And more, anti-abortion legislators could follow a framework Roberts indicated in his June Medical opinion to undo protections set in 2016, pointed out Amy Hagstrom Miller, president and CEO of Whole Woman's Health. To her, until an appointment is made, the situation is not much different now than it was on Friday afternoon.
"It kind of remains to be seen what would happen with this appointment and who gets to pick who the next justice is," she said. "Already President Trump has completely shaped the Federal Court, Circuit Court. It's completely different than it was four years ago.
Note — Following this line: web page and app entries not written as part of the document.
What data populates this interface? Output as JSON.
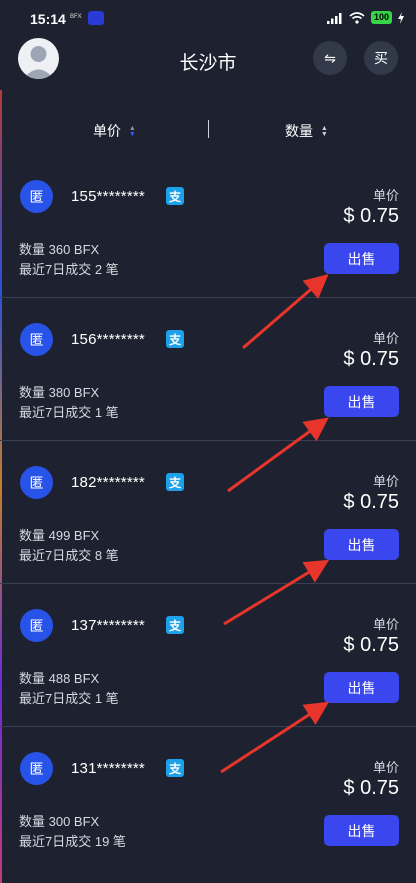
{
  "status_bar": {
    "time": "15:14",
    "mini_label": "BFX",
    "battery": "100"
  },
  "header": {
    "title": "长沙市",
    "swap_symbol": "⇋",
    "buy_label": "买"
  },
  "sort": {
    "price_label": "单价",
    "quantity_label": "数量"
  },
  "colors": {
    "background": "#1e2230",
    "accent_button": "#3a47ee",
    "merchant_icon": "#2853e8",
    "pay_icon": "#1da1ea",
    "annotation_arrow": "#e8352b"
  },
  "icons": [
    "user-avatar-icon",
    "swap-icon",
    "alipay-icon",
    "sort-arrows-icon",
    "signal-icon",
    "wifi-icon",
    "battery-icon"
  ],
  "listings": [
    {
      "icon_text": "匿",
      "phone": "155********",
      "pay_icon": "支",
      "quantity": "数量 360 BFX",
      "trades": "最近7日成交 2 笔",
      "price_label": "单价",
      "price": "$ 0.75",
      "sell_label": "出售"
    },
    {
      "icon_text": "匿",
      "phone": "156********",
      "pay_icon": "支",
      "quantity": "数量 380 BFX",
      "trades": "最近7日成交 1 笔",
      "price_label": "单价",
      "price": "$ 0.75",
      "sell_label": "出售"
    },
    {
      "icon_text": "匿",
      "phone": "182********",
      "pay_icon": "支",
      "quantity": "数量 499 BFX",
      "trades": "最近7日成交 8 笔",
      "price_label": "单价",
      "price": "$ 0.75",
      "sell_label": "出售"
    },
    {
      "icon_text": "匿",
      "phone": "137********",
      "pay_icon": "支",
      "quantity": "数量 488 BFX",
      "trades": "最近7日成交 1 笔",
      "price_label": "单价",
      "price": "$ 0.75",
      "sell_label": "出售"
    },
    {
      "icon_text": "匿",
      "phone": "131********",
      "pay_icon": "支",
      "quantity": "数量 300 BFX",
      "trades": "最近7日成交 19 笔",
      "price_label": "单价",
      "price": "$ 0.75",
      "sell_label": "出售"
    }
  ]
}
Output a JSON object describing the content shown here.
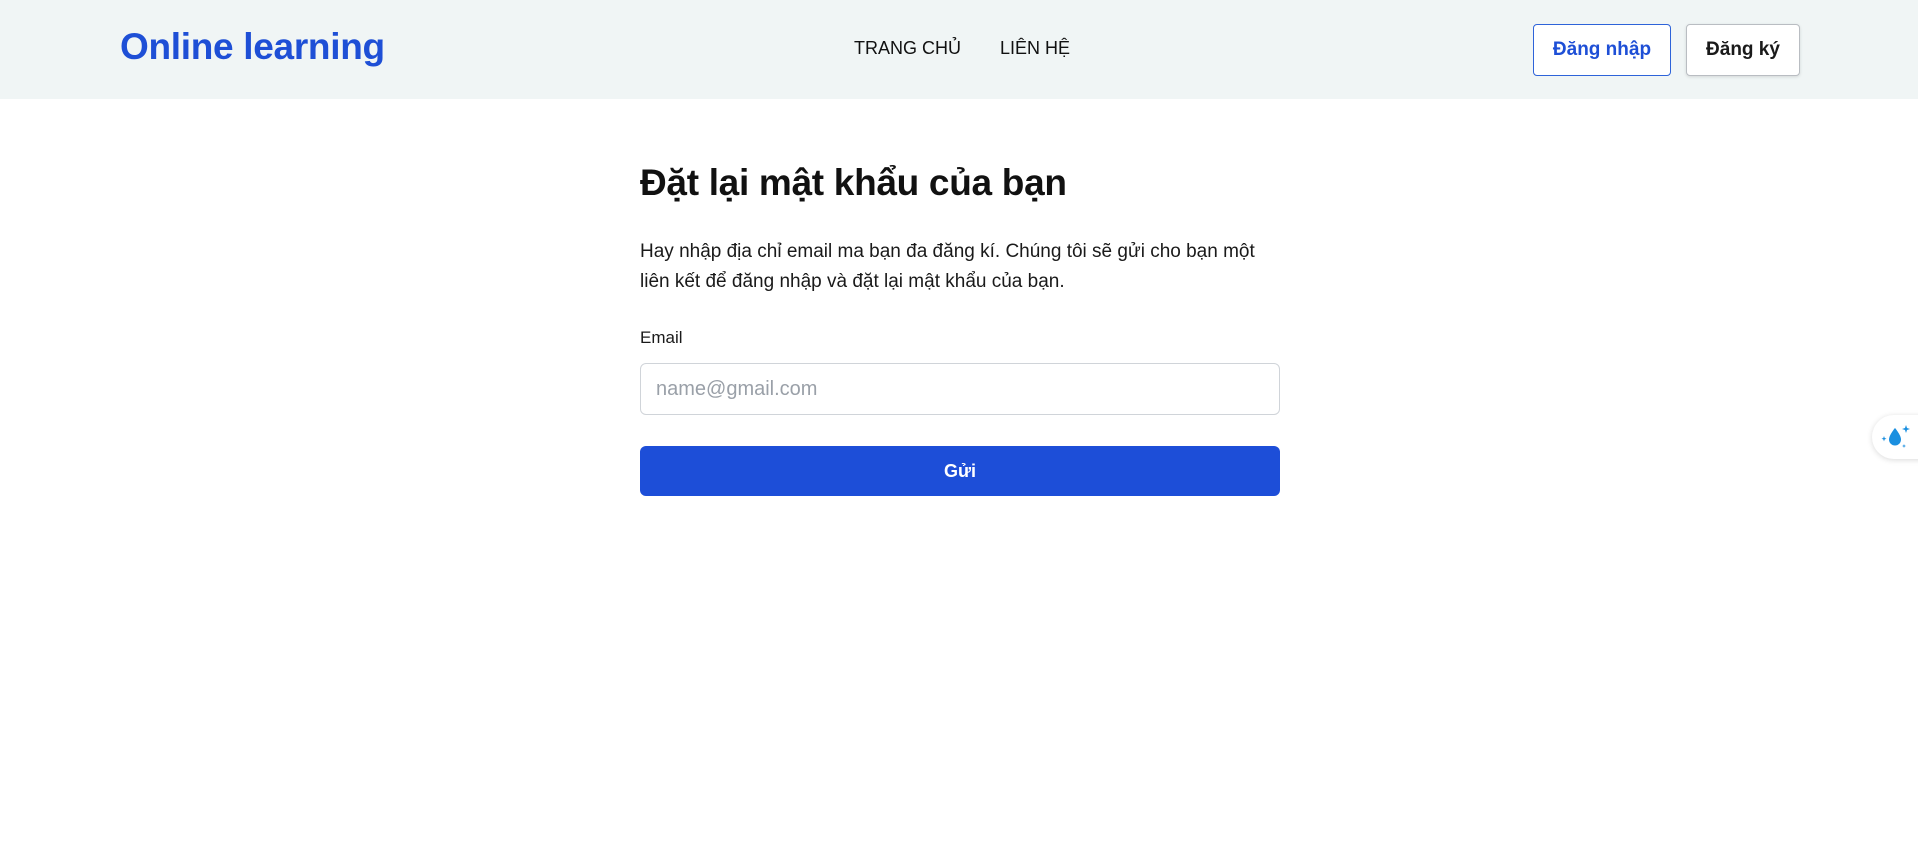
{
  "header": {
    "brand": "Online learning",
    "nav": [
      {
        "label": "TRANG CHỦ"
      },
      {
        "label": "LIÊN HỆ"
      }
    ],
    "login_label": "Đăng nhập",
    "register_label": "Đăng ký"
  },
  "form": {
    "title": "Đặt lại mật khẩu của bạn",
    "description": "Hay nhập địa chỉ email ma bạn đa đăng kí. Chúng tôi sẽ gửi cho bạn một liên kết để đăng nhập và đặt lại mật khẩu của bạn.",
    "email_label": "Email",
    "email_value": "",
    "email_placeholder": "name@gmail.com",
    "submit_label": "Gửi"
  },
  "widget": {
    "icon": "water-drop-sparkle-icon"
  },
  "colors": {
    "brand": "#1e4fd6",
    "header_bg": "#f0f5f5",
    "primary_button": "#1d4ed8",
    "widget_icon": "#1a8fe0"
  }
}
And the path to the Supreme Court is already changed."
Regardless of what happens, many in the reproductive rights space say they are feeling a poignant loss in Ginsburg's voice, which continually put women at the forefront.
"She was so adept at weaving the abortion piece of it into the larger narrative about women's equality and women's autonomy and our right to make decisions about our lives writ large," Hagstrom Miller said.
"Any replacement of Justice Ginsburg needs to be someone who understands the jurisprudence of women's rights and understands the necessity for following precedent and fair treatment under the law," Nancy Northup, president of the Center for Reproductive Rights, told ABC News. "And that means that it's really imperative that there not be a rushed process and a political process to try to push this to happen before the inauguration of the president and the new Congress in January."
"We were put in this position of power and importance to make decisions for the people who so proudly elected us, the most important of which has long been considered to be the selection of United States Supreme Court Justices," Trump tweeted Saturday morning. "We have this obligation, without delay!"
More so than about abortion specifically, Mutcherson said a rushed nomination vote before the election would represent "a sort of constitutional crisis" where "there's no respect for our constitutional order, and that's a really scary moment to be in."
"And I wonder," she added, "if there are enough Republicans out there, or moderate Republicans out there, who would say, 'No matter how important it is to me to see Roe v. Wade fall, it's more important to me that we show respect for our system.'"